[Stored dataset items]
☆ ☆ ☆

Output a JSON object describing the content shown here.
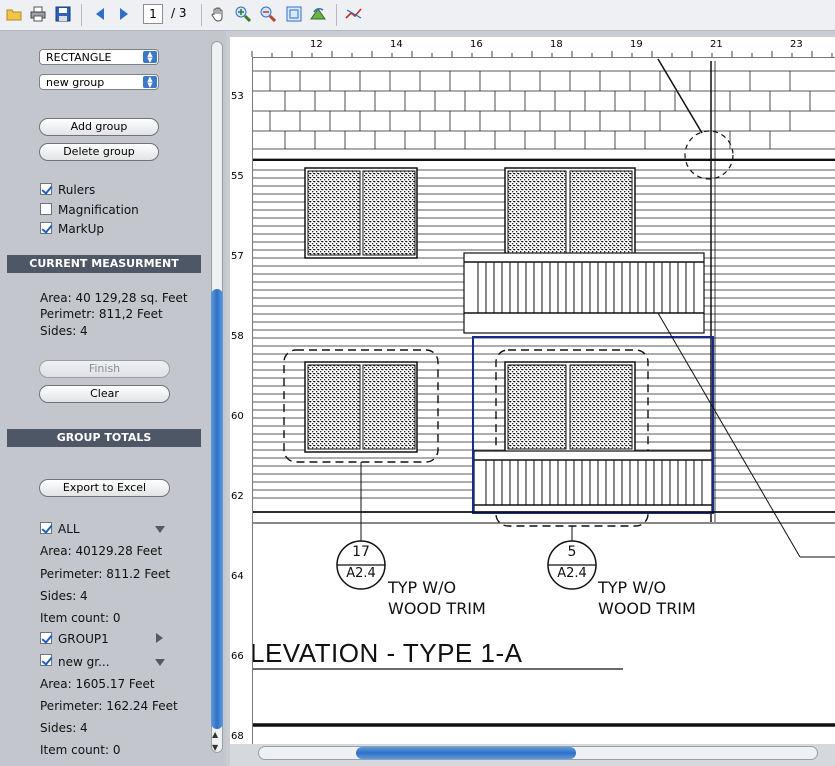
{
  "toolbar": {
    "page_current": "1",
    "page_total": "/ 3",
    "icons": [
      "open-folder-icon",
      "print-icon",
      "save-icon",
      "prev-page-icon",
      "next-page-icon",
      "hand-pan-icon",
      "zoom-in-icon",
      "zoom-out-icon",
      "fit-page-icon",
      "rotate-icon",
      "measure-tool-icon"
    ]
  },
  "sidebar": {
    "shape_select": "RECTANGLE",
    "group_select": "new group",
    "add_group": "Add group",
    "delete_group": "Delete group",
    "options": [
      {
        "label": "Rulers",
        "checked": true
      },
      {
        "label": "Magnification",
        "checked": false
      },
      {
        "label": "MarkUp",
        "checked": true
      }
    ],
    "current_title": "CURRENT MEASURMENT",
    "current": {
      "area": "Area:  40 129,28 sq. Feet",
      "perimeter": "Perimetr:  811,2 Feet",
      "sides": "Sides:  4"
    },
    "finish": "Finish",
    "clear": "Clear",
    "totals_title": "GROUP TOTALS",
    "export": "Export to Excel",
    "groups": [
      {
        "label": "ALL",
        "checked": true,
        "expanded": true,
        "area": "Area:  40129.28 Feet",
        "perimeter": "Perimeter:  811.2 Feet",
        "sides": "Sides:  4",
        "count": "Item count:  0"
      },
      {
        "label": "GROUP1",
        "checked": true,
        "expanded": false
      },
      {
        "label": "new gr...",
        "checked": true,
        "expanded": true,
        "area": "Area:  1605.17 Feet",
        "perimeter": "Perimeter:  162.24 Feet",
        "sides": "Sides:  4",
        "count": "Item count:  0"
      }
    ]
  },
  "drawing": {
    "ruler_top": [
      "12",
      "14",
      "16",
      "18",
      "19",
      "21",
      "23"
    ],
    "ruler_left": [
      "53",
      "55",
      "57",
      "58",
      "60",
      "62",
      "64",
      "66",
      "68"
    ],
    "tag1_num": "17",
    "tag1_ref": "A2.4",
    "tag2_num": "5",
    "tag2_ref": "A2.4",
    "note1_l1": "TYP W/O",
    "note1_l2": "WOOD TRIM",
    "note2_l1": "TYP W/O",
    "note2_l2": "WOOD TRIM",
    "title": "LEVATION - TYPE 1-A"
  },
  "colors": {
    "accent": "#2f70c5",
    "section_bg": "#4d5766",
    "markup": "#1a2a8a"
  }
}
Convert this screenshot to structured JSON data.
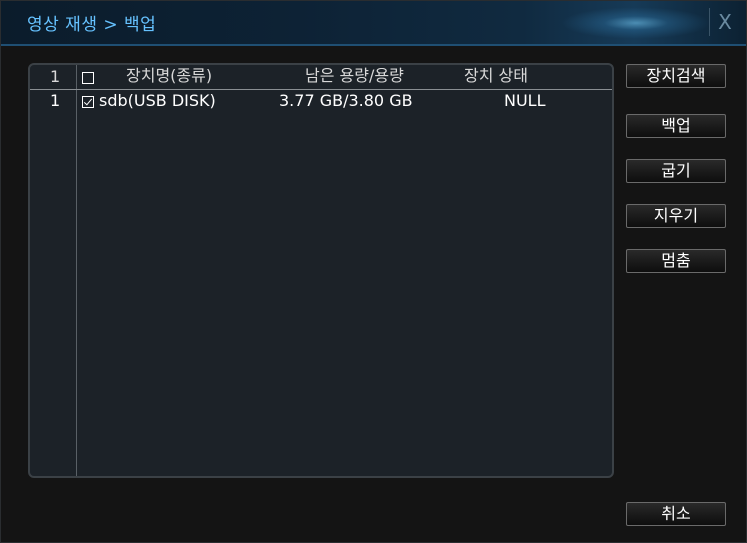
{
  "window": {
    "title": "영상 재생 > 백업",
    "close_label": "X"
  },
  "table": {
    "header": {
      "index": "1",
      "device_name": "장치명(종류)",
      "remaining": "남은 용량/용량",
      "status": "장치 상태"
    },
    "rows": [
      {
        "index": "1",
        "checked": true,
        "device_name": "sdb(USB DISK)",
        "capacity": "3.77 GB/3.80 GB",
        "status": "NULL"
      }
    ]
  },
  "buttons": {
    "search": "장치검색",
    "backup": "백업",
    "burn": "굽기",
    "erase": "지우기",
    "stop": "멈춤",
    "cancel": "취소"
  },
  "colors": {
    "title_text": "#66c2ff",
    "title_bar_border": "#1f4f73",
    "window_bg": "#141414",
    "panel_bg": "#1c2228"
  }
}
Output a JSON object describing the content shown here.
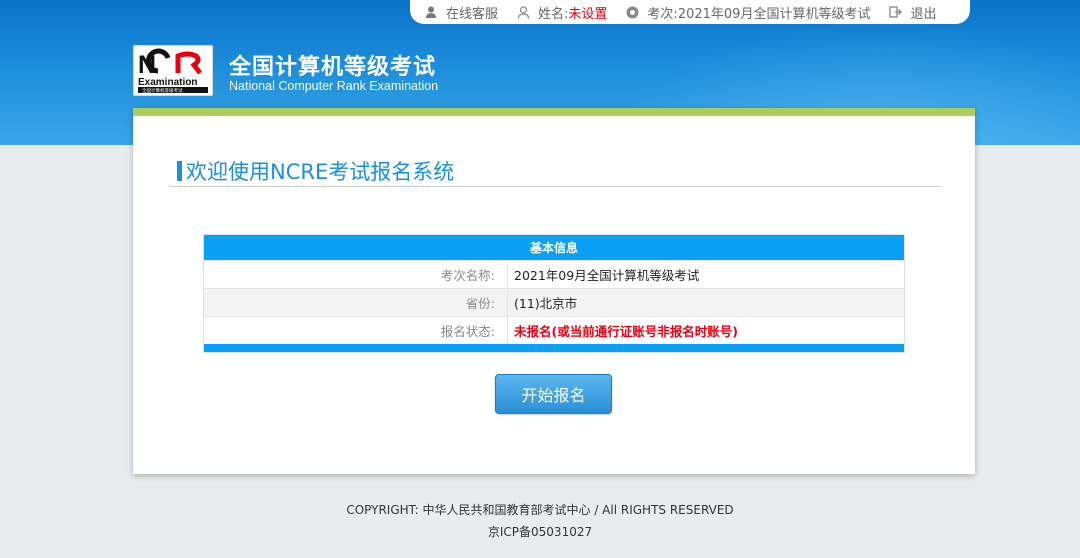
{
  "topbar": {
    "service_label": "在线客服",
    "name_label": "姓名:",
    "name_value": "未设置",
    "exam_label": "考次:",
    "exam_value": "2021年09月全国计算机等级考试",
    "logout_label": "退出"
  },
  "brand": {
    "title": "全国计算机等级考试",
    "subtitle": "National Computer Rank Examination",
    "logo_text": "Examination",
    "logo_small": "全国计算机等级考试"
  },
  "main": {
    "welcome": "欢迎使用NCRE考试报名系统",
    "info_title": "基本信息",
    "rows": [
      {
        "key": "考次名称:",
        "value": "2021年09月全国计算机等级考试"
      },
      {
        "key": "省份:",
        "value": "(11)北京市"
      },
      {
        "key": "报名状态:",
        "value": "未报名(或当前通行证账号非报名时账号)"
      }
    ],
    "start_button": "开始报名"
  },
  "footer": {
    "copyright": "COPYRIGHT: 中华人民共和国教育部考试中心 / All RIGHTS RESERVED",
    "icp": "京ICP备05031027"
  },
  "colors": {
    "header_blue": "#1c8ddb",
    "accent_green": "#a9cf5b",
    "table_blue": "#0aa0f5",
    "alert_red": "#e60012"
  }
}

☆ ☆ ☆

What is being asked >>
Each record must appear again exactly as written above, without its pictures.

Solution to this problem >>
Output a JSON object describing the content shown here.
{
  "toolbar": {
    "page_current": "1",
    "page_total": "/ 3",
    "icons": [
      "open-folder-icon",
      "print-icon",
      "save-icon",
      "prev-page-icon",
      "next-page-icon",
      "hand-pan-icon",
      "zoom-in-icon",
      "zoom-out-icon",
      "fit-page-icon",
      "rotate-icon",
      "measure-tool-icon"
    ]
  },
  "sidebar": {
    "shape_select": "RECTANGLE",
    "group_select": "new group",
    "add_group": "Add group",
    "delete_group": "Delete group",
    "options": [
      {
        "label": "Rulers",
        "checked": true
      },
      {
        "label": "Magnification",
        "checked": false
      },
      {
        "label": "MarkUp",
        "checked": true
      }
    ],
    "current_title": "CURRENT MEASURMENT",
    "current": {
      "area": "Area:  40 129,28 sq. Feet",
      "perimeter": "Perimetr:  811,2 Feet",
      "sides": "Sides:  4"
    },
    "finish": "Finish",
    "clear": "Clear",
    "totals_title": "GROUP TOTALS",
    "export": "Export to Excel",
    "groups": [
      {
        "label": "ALL",
        "checked": true,
        "expanded": true,
        "area": "Area:  40129.28 Feet",
        "perimeter": "Perimeter:  811.2 Feet",
        "sides": "Sides:  4",
        "count": "Item count:  0"
      },
      {
        "label": "GROUP1",
        "checked": true,
        "expanded": false
      },
      {
        "label": "new gr...",
        "checked": true,
        "expanded": true,
        "area": "Area:  1605.17 Feet",
        "perimeter": "Perimeter:  162.24 Feet",
        "sides": "Sides:  4",
        "count": "Item count:  0"
      }
    ]
  },
  "drawing": {
    "ruler_top": [
      "12",
      "14",
      "16",
      "18",
      "19",
      "21",
      "23"
    ],
    "ruler_left": [
      "53",
      "55",
      "57",
      "58",
      "60",
      "62",
      "64",
      "66",
      "68"
    ],
    "tag1_num": "17",
    "tag1_ref": "A2.4",
    "tag2_num": "5",
    "tag2_ref": "A2.4",
    "note1_l1": "TYP W/O",
    "note1_l2": "WOOD TRIM",
    "note2_l1": "TYP W/O",
    "note2_l2": "WOOD TRIM",
    "title": "LEVATION - TYPE 1-A"
  },
  "colors": {
    "accent": "#2f70c5",
    "section_bg": "#4d5766",
    "markup": "#1a2a8a"
  }
}
Convert this screenshot to structured JSON data.
{
  "window": {
    "title": "영상 재생 > 백업",
    "close_label": "X"
  },
  "table": {
    "header": {
      "index": "1",
      "device_name": "장치명(종류)",
      "remaining": "남은 용량/용량",
      "status": "장치 상태"
    },
    "rows": [
      {
        "index": "1",
        "checked": true,
        "device_name": "sdb(USB DISK)",
        "capacity": "3.77 GB/3.80 GB",
        "status": "NULL"
      }
    ]
  },
  "buttons": {
    "search": "장치검색",
    "backup": "백업",
    "burn": "굽기",
    "erase": "지우기",
    "stop": "멈춤",
    "cancel": "취소"
  },
  "colors": {
    "title_text": "#66c2ff",
    "title_bar_border": "#1f4f73",
    "window_bg": "#141414",
    "panel_bg": "#1c2228"
  }
}
Output a JSON object describing the content shown here.
{
  "topbar": {
    "service_label": "在线客服",
    "name_label": "姓名:",
    "name_value": "未设置",
    "exam_label": "考次:",
    "exam_value": "2021年09月全国计算机等级考试",
    "logout_label": "退出"
  },
  "brand": {
    "title": "全国计算机等级考试",
    "subtitle": "National Computer Rank Examination",
    "logo_text": "Examination",
    "logo_small": "全国计算机等级考试"
  },
  "main": {
    "welcome": "欢迎使用NCRE考试报名系统",
    "info_title": "基本信息",
    "rows": [
      {
        "key": "考次名称:",
        "value": "2021年09月全国计算机等级考试"
      },
      {
        "key": "省份:",
        "value": "(11)北京市"
      },
      {
        "key": "报名状态:",
        "value": "未报名(或当前通行证账号非报名时账号)"
      }
    ],
    "start_button": "开始报名"
  },
  "footer": {
    "copyright": "COPYRIGHT: 中华人民共和国教育部考试中心 / All RIGHTS RESERVED",
    "icp": "京ICP备05031027"
  },
  "colors": {
    "header_blue": "#1c8ddb",
    "accent_green": "#a9cf5b",
    "table_blue": "#0aa0f5",
    "alert_red": "#e60012"
  }
}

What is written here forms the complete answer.